**TASK DETAILS:** Retype all of the entries that appear below, keeping them exactly as they are.

Records excerpted from a collection:
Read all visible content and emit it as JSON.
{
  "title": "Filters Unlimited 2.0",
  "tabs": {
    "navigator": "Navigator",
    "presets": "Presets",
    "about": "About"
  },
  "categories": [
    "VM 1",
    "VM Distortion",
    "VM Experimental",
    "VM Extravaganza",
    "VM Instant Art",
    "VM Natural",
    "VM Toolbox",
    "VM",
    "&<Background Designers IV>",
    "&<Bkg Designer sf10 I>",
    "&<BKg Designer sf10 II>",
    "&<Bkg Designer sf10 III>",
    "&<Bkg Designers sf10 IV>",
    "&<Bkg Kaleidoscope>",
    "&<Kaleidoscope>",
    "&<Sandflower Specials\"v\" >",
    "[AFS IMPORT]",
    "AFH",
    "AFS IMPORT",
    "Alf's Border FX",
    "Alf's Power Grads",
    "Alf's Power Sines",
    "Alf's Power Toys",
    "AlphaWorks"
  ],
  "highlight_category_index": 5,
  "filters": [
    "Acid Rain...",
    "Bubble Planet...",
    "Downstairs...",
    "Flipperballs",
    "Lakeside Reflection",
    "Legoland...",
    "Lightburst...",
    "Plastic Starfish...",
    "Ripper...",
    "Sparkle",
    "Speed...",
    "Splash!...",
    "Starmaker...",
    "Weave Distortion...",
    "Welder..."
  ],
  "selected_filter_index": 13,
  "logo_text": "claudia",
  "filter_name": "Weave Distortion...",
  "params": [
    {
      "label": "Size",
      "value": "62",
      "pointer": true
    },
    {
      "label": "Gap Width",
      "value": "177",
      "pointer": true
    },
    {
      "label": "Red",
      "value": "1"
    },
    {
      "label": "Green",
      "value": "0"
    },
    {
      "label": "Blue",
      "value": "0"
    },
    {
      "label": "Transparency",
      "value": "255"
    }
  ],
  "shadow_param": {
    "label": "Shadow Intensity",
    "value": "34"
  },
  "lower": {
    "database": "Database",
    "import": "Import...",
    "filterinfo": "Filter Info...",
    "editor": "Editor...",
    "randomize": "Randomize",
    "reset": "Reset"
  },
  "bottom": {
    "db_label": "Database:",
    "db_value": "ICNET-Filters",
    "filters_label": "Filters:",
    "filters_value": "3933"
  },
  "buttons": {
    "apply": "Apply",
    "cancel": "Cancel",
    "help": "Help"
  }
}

**SOLVED EXERCISE:**
Read all visible content and emit it as JSON.
{
  "title": "Filters Unlimited 2.0",
  "tabs": {
    "navigator": "Navigator",
    "presets": "Presets",
    "about": "About"
  },
  "categories": [
    "VM 1",
    "VM Distortion",
    "VM Experimental",
    "VM Extravaganza",
    "VM Instant Art",
    "VM Natural",
    "VM Toolbox",
    "VM",
    "&<Background Designers IV>",
    "&<Bkg Designer sf10 I>",
    "&<BKg Designer sf10 II>",
    "&<Bkg Designer sf10 III>",
    "&<Bkg Designers sf10 IV>",
    "&<Bkg Kaleidoscope>",
    "&<Kaleidoscope>",
    "&<Sandflower Specials\"v\" >",
    "[AFS IMPORT]",
    "AFH",
    "AFS IMPORT",
    "Alf's Border FX",
    "Alf's Power Grads",
    "Alf's Power Sines",
    "Alf's Power Toys",
    "AlphaWorks"
  ],
  "highlight_category_index": 5,
  "filters": [
    "Acid Rain...",
    "Bubble Planet...",
    "Downstairs...",
    "Flipperballs",
    "Lakeside Reflection",
    "Legoland...",
    "Lightburst...",
    "Plastic Starfish...",
    "Ripper...",
    "Sparkle",
    "Speed...",
    "Splash!...",
    "Starmaker...",
    "Weave Distortion...",
    "Welder..."
  ],
  "selected_filter_index": 13,
  "logo_text": "claudia",
  "filter_name": "Weave Distortion...",
  "params": [
    {
      "label": "Size",
      "value": "62",
      "pointer": true
    },
    {
      "label": "Gap Width",
      "value": "177",
      "pointer": true
    },
    {
      "label": "Red",
      "value": "1"
    },
    {
      "label": "Green",
      "value": "0"
    },
    {
      "label": "Blue",
      "value": "0"
    },
    {
      "label": "Transparency",
      "value": "255"
    }
  ],
  "shadow_param": {
    "label": "Shadow Intensity",
    "value": "34"
  },
  "lower": {
    "database": "Database",
    "import": "Import...",
    "filterinfo": "Filter Info...",
    "editor": "Editor...",
    "randomize": "Randomize",
    "reset": "Reset"
  },
  "bottom": {
    "db_label": "Database:",
    "db_value": "ICNET-Filters",
    "filters_label": "Filters:",
    "filters_value": "3933"
  },
  "buttons": {
    "apply": "Apply",
    "cancel": "Cancel",
    "help": "Help"
  }
}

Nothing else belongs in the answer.